In contrast to contemporary music world’s penchant for volatility and evolution, The American Analog Set, throughout their decade-spanning career, have changed very little. While they evaded bandwagons and poseur-dom, the Austin-based quintet had, to date, quietly churned out six full-lengths, numerous singles and EPs; given the addition of Set Free to their already impressive collection, it simply gets better.

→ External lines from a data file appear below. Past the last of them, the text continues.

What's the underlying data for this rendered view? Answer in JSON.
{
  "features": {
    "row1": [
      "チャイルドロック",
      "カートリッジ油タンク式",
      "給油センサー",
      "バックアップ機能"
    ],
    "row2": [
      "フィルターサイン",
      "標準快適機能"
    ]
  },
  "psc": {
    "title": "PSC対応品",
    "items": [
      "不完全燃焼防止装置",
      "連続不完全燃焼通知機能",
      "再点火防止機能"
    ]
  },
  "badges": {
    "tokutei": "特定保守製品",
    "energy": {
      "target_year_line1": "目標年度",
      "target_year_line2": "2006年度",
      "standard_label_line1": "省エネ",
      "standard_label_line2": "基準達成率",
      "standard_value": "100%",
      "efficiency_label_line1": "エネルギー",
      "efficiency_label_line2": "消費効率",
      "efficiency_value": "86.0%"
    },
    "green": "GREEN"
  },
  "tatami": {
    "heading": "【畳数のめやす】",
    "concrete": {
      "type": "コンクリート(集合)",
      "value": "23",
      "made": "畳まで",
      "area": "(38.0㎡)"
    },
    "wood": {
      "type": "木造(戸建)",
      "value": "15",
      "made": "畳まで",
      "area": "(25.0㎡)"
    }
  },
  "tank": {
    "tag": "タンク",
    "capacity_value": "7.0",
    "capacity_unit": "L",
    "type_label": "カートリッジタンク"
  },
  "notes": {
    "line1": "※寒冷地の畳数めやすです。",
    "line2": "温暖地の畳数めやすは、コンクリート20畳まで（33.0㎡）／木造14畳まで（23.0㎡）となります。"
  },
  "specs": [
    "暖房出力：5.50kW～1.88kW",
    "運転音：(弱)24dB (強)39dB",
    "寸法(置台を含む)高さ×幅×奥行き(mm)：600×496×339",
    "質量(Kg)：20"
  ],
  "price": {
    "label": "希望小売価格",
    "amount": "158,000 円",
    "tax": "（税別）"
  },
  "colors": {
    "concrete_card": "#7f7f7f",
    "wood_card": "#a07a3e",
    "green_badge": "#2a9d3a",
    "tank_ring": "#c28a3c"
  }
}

Set Free gives 2001’s Know by Heart – critically acclaimed and widely regarded as Amanset’s masterpiece – a serious run for its money. Unlike the band’s previous effort, the rather patchy and under-whelming Promise of Love, Set Free reverts to a format of consistency; while Amanset’s subtleties reach certain depths, there is not a dud to be heard. Their qualities lie within, in their precision and abundant maturity: the simplicity in which the typical Amanset song takes root is what makes Set Free tick. To strip Set Free down is to reveal the simplicity in its unvarnished nakedness. The guitar riffs that lace standout tracks “Born on the Cusp” and “The Green Green Grass” would sound unmistakably trite were they not interwoven with a small assemblage of layers. On the contrary, Set Free is far from panoramic; Amanset’s lo-fi tendencies require that the instruments employed do not fight for space, and instead allow for the thread of the album to unravel and slowly expose its suitably flowing hooks. The American Analog Set’s reverence reaches a peak with “She’s Half,” during which a steady and unremarkable progression of chords provides a platform for Andrew Kenny’s raspy whispers. Motionlessness aside, it is moving, duly matched by the hypnotic “Sharp Briar,” which sees Sean Ripple’s vibraphone move to center stage – if a stage were ever set. Upon beholding Set Free, it is obvious that The American Analog Set are a band that have never been destined to move mountains; the band’s long-running consistency suggests their lack of interest in doing so. Set Free is bound with sincerity, exemplifying the workings of a band absolutely content to continue writing subtly accessible indie-pop songs that both relax and conjure warmth. Although fans cannot be certain of Amanset’s presence in a decade’s time, they can be confident that, if still creating together, they will remain as cerebral, wistful and charming as ever. (Reviewed by Mike Wright)